§ Exercise goal:
The reply is a verbatim copy of the listing below with its images dropped.

§ Data supplied:
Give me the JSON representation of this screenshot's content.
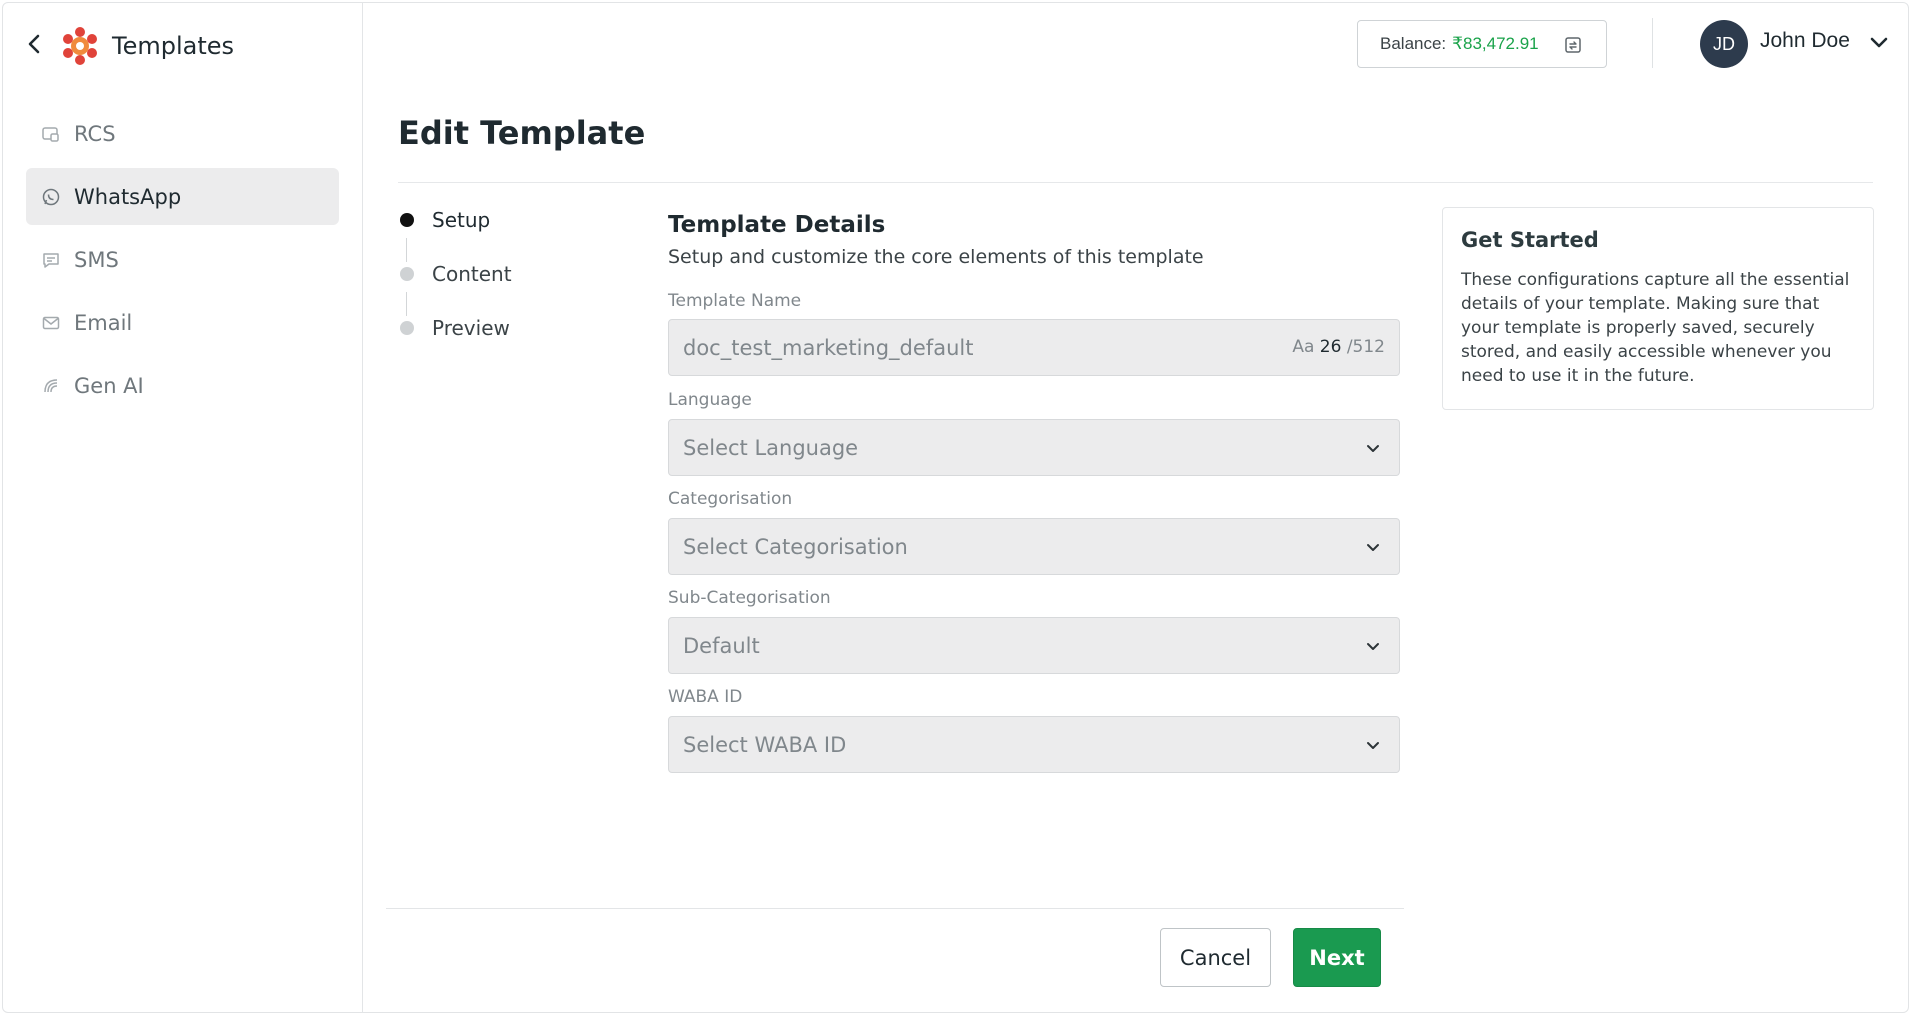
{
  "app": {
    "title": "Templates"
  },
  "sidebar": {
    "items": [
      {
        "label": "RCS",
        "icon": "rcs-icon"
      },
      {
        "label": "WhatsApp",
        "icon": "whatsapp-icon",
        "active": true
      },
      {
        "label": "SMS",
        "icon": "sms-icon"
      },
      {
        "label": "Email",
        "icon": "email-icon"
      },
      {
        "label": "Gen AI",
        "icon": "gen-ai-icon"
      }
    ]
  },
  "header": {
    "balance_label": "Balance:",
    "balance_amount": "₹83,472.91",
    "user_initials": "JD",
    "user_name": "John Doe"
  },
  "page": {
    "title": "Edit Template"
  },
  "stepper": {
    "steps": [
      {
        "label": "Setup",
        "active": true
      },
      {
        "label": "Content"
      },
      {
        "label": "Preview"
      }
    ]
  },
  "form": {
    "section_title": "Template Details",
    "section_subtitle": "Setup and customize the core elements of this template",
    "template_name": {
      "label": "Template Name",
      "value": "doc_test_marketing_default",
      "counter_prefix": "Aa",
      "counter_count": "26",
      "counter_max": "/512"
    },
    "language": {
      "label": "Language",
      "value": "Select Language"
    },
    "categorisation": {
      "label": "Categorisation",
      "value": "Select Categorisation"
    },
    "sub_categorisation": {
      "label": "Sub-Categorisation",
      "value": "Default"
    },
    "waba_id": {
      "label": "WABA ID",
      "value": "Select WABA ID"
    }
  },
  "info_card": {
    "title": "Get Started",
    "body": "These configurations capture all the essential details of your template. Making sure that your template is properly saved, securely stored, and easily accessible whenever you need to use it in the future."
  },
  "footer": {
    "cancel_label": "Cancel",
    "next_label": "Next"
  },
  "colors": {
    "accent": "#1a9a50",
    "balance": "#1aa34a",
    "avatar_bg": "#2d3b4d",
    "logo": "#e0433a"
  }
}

§ Result below:
Give me the JSON representation of this screenshot's content.
{
  "app": {
    "title": "Templates"
  },
  "sidebar": {
    "items": [
      {
        "label": "RCS",
        "icon": "rcs-icon"
      },
      {
        "label": "WhatsApp",
        "icon": "whatsapp-icon",
        "active": true
      },
      {
        "label": "SMS",
        "icon": "sms-icon"
      },
      {
        "label": "Email",
        "icon": "email-icon"
      },
      {
        "label": "Gen AI",
        "icon": "gen-ai-icon"
      }
    ]
  },
  "header": {
    "balance_label": "Balance:",
    "balance_amount": "₹83,472.91",
    "user_initials": "JD",
    "user_name": "John Doe"
  },
  "page": {
    "title": "Edit Template"
  },
  "stepper": {
    "steps": [
      {
        "label": "Setup",
        "active": true
      },
      {
        "label": "Content"
      },
      {
        "label": "Preview"
      }
    ]
  },
  "form": {
    "section_title": "Template Details",
    "section_subtitle": "Setup and customize the core elements of this template",
    "template_name": {
      "label": "Template Name",
      "value": "doc_test_marketing_default",
      "counter_prefix": "Aa",
      "counter_count": "26",
      "counter_max": "/512"
    },
    "language": {
      "label": "Language",
      "value": "Select Language"
    },
    "categorisation": {
      "label": "Categorisation",
      "value": "Select Categorisation"
    },
    "sub_categorisation": {
      "label": "Sub-Categorisation",
      "value": "Default"
    },
    "waba_id": {
      "label": "WABA ID",
      "value": "Select WABA ID"
    }
  },
  "info_card": {
    "title": "Get Started",
    "body": "These configurations capture all the essential details of your template. Making sure that your template is properly saved, securely stored, and easily accessible whenever you need to use it in the future."
  },
  "footer": {
    "cancel_label": "Cancel",
    "next_label": "Next"
  },
  "colors": {
    "accent": "#1a9a50",
    "balance": "#1aa34a",
    "avatar_bg": "#2d3b4d",
    "logo": "#e0433a"
  }
}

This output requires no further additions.